The new bank is designed to become the main financial tool of state support for exports and borrowing in non-mineral sectors. It will be formed by restructuring Vnesheconombank, and the equity capital of Roseximbank and the Russian Bank for Development will also be transferred to the state corporation.
"We would like the bank to start functioning in the second half of the year," German Gref told a government meeting, presenting a corresponding draft law.
The minister said he hoped the State Duma, parliament's lower house, will pass the bill in the first quarter of 2007, and that all legal procedures to restructure Vnesheconombank into the Development Bank will be launched in the second quarter.
The minister also said that forming the new company will take nine to ten months after the law is approved by lawmakers.
Under the bill, which the government has approved, the bank will only finance long-term projects, with timeframes of not less than five years, and will assist infrastructure projects and financial projects to support small business and exports.
Gref said the new bank, whose authorized capital was earlier expected to exceed $2 billion after the transformations, must not push financial institutions out of the market, or compete with private banks.
The bank, which will be controlled by the government via a supervisory board, will also be accountable to the Central Bank. The president will appoint the bank's chairman.
Prime Minister Mikhail Fradkov, speaking at the meeting, proposed that the bank should not pay income taxes.

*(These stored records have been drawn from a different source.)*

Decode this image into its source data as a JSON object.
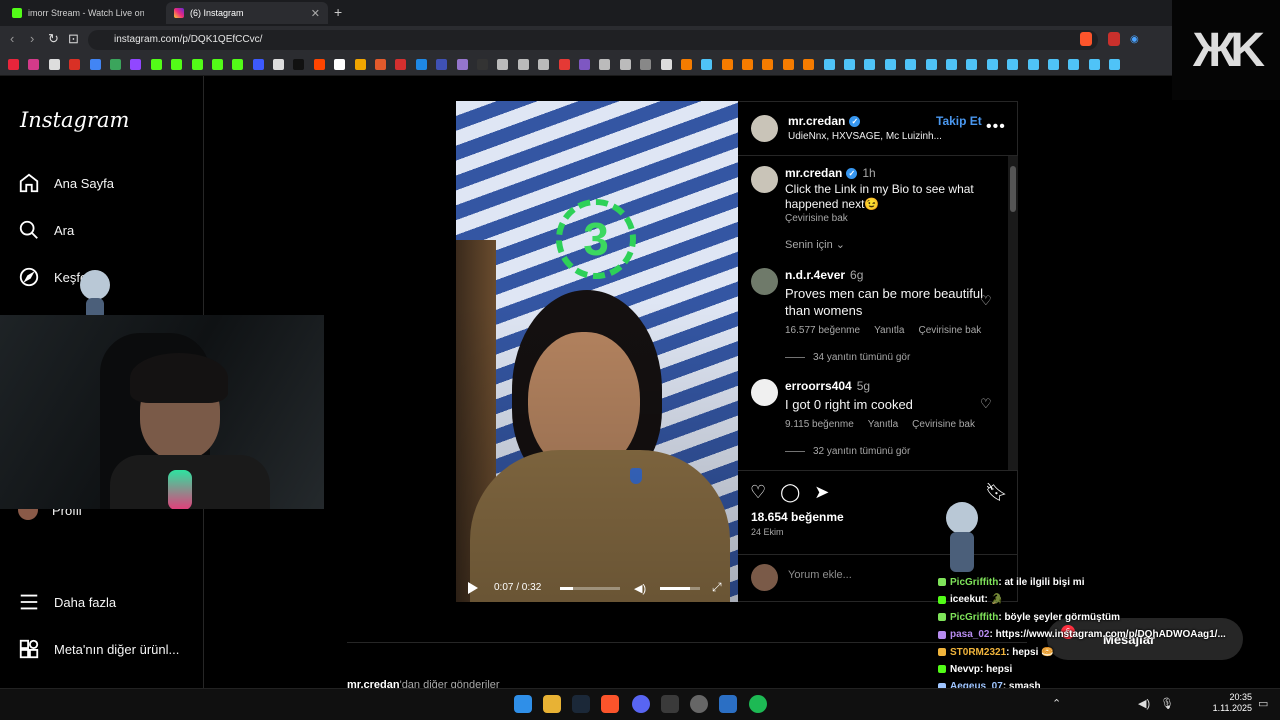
{
  "browser": {
    "tabs": [
      {
        "title": "imorr Stream - Watch Live on Kic",
        "active": false
      },
      {
        "title": "(6) Instagram",
        "active": true
      }
    ],
    "url": "instagram.com/p/DQK1QEfCCvc/"
  },
  "sidebar": {
    "logo": "Instagram",
    "items": [
      {
        "label": "Ana Sayfa",
        "icon": "home-icon"
      },
      {
        "label": "Ara",
        "icon": "search-icon"
      },
      {
        "label": "Keşfet",
        "icon": "compass-icon"
      },
      {
        "label": "Profil",
        "icon": "avatar"
      },
      {
        "label": "Daha fazla",
        "icon": "menu-icon"
      },
      {
        "label": "Meta'nın diğer ürünl...",
        "icon": "apps-icon"
      }
    ]
  },
  "post": {
    "header": {
      "username": "mr.credan",
      "follow_label": "Takip Et",
      "subtitle": "UdieNnx, HXVSAGE, Mc Luizinh..."
    },
    "caption": {
      "username": "mr.credan",
      "time": "1h",
      "text": "Click the Link in my Bio to see what happened next😉",
      "translate": "Çevirisine bak"
    },
    "for_you": "Senin için ⌄",
    "comments": [
      {
        "username": "n.d.r.4ever",
        "time": "6g",
        "text": "Proves men can be more beautiful than womens",
        "likes": "16.577 beğenme",
        "reply": "Yanıtla",
        "translate": "Çevirisine bak",
        "replies": "34 yanıtın tümünü gör"
      },
      {
        "username": "erroorrs404",
        "time": "5g",
        "text": "I got 0 right im cooked",
        "likes": "9.115 beğenme",
        "reply": "Yanıtla",
        "translate": "Çevirisine bak",
        "replies": "32 yanıtın tümünü gör"
      }
    ],
    "likes": "18.654 beğenme",
    "date": "24 Ekim",
    "comment_placeholder": "Yorum ekle...",
    "video": {
      "countdown": "3",
      "time": "0:07 / 0:32",
      "progress": 0.22,
      "volume": 0.75
    }
  },
  "more_posts": {
    "user": "mr.credan",
    "suffix": "'dan diğer gönderiler"
  },
  "messages": {
    "label": "Mesajlar",
    "badge": "6"
  },
  "chat": [
    {
      "user": "PicGriffith",
      "color": "#7fe35a",
      "text": ": at ile ilgili bişi mi"
    },
    {
      "user": "iceekut",
      "color": "#ffffff",
      "text": ": 🐊"
    },
    {
      "user": "PicGriffith",
      "color": "#7fe35a",
      "text": ": böyle şeyler görmüştüm"
    },
    {
      "user": "pasa_02",
      "color": "#b78cf0",
      "text": ": https://www.instagram.com/p/DQhADWOAag1/..."
    },
    {
      "user": "ST0RM2321",
      "color": "#f0b43c",
      "text": ": hepsi 🥯"
    },
    {
      "user": "Nevvp",
      "color": "#ffffff",
      "text": ": hepsi"
    },
    {
      "user": "Aegeus_07",
      "color": "#9fc5ff",
      "text": ": smash"
    }
  ],
  "clock": {
    "time": "20:35",
    "date": "1.11.2025"
  },
  "colors": {
    "accent": "#4a98f0",
    "background": "#000000",
    "verified": "#3797f0",
    "countdown": "#3cd860"
  }
}
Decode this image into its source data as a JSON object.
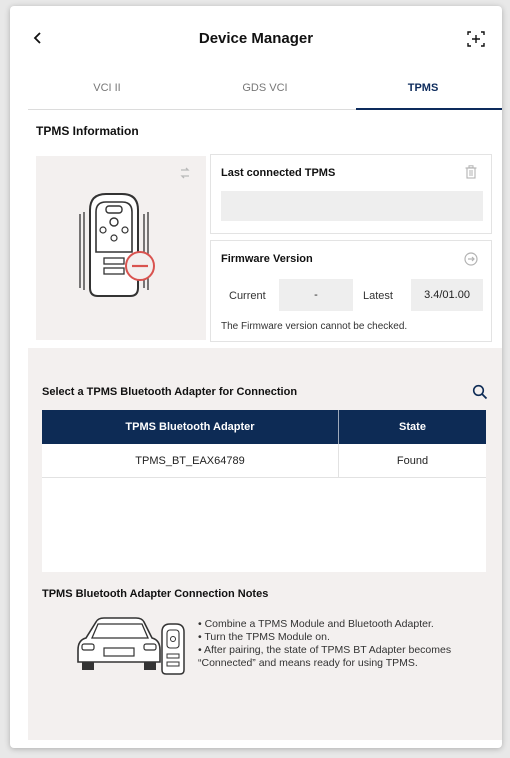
{
  "header": {
    "title": "Device Manager"
  },
  "tabs": [
    {
      "label": "VCI II",
      "active": false
    },
    {
      "label": "GDS VCI",
      "active": false
    },
    {
      "label": "TPMS",
      "active": true
    }
  ],
  "info": {
    "section_title": "TPMS Information",
    "last_connected_title": "Last connected TPMS",
    "last_connected_value": "",
    "firmware_title": "Firmware Version",
    "current_label": "Current",
    "current_value": "-",
    "latest_label": "Latest",
    "latest_value": "3.4/01.00",
    "firmware_note": "The Firmware version cannot be checked."
  },
  "adapter": {
    "section_title": "Select a TPMS Bluetooth Adapter for Connection",
    "columns": [
      "TPMS Bluetooth Adapter",
      "State"
    ],
    "rows": [
      {
        "name": "TPMS_BT_EAX64789",
        "state": "Found"
      }
    ]
  },
  "notes": {
    "title": "TPMS Bluetooth Adapter Connection Notes",
    "lines": [
      "• Combine a TPMS Module and Bluetooth Adapter.",
      "• Turn the TPMS Module on.",
      "• After pairing, the state of TPMS BT Adapter becomes “Connected” and means ready for using TPMS."
    ]
  },
  "colors": {
    "primary": "#0d2b55",
    "panel": "#f3f0ef",
    "status_red": "#d9534f"
  },
  "icons": [
    "back-arrow-icon",
    "connect-device-icon",
    "refresh-icon",
    "trash-icon",
    "firmware-update-icon",
    "search-icon"
  ]
}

He also endorsed a proposal made earlier in the month by Finance Minister Alexei Kudrin, that the reserves of the Investment Fund, which the government established to finance large-scale infrastructure projects, could be transferred to the Development Bank's authorized capital.
The Investment Fund is expected to reach 69.7 billion rubles ($2.6 billion) by the end of the year, the economics minister said last week.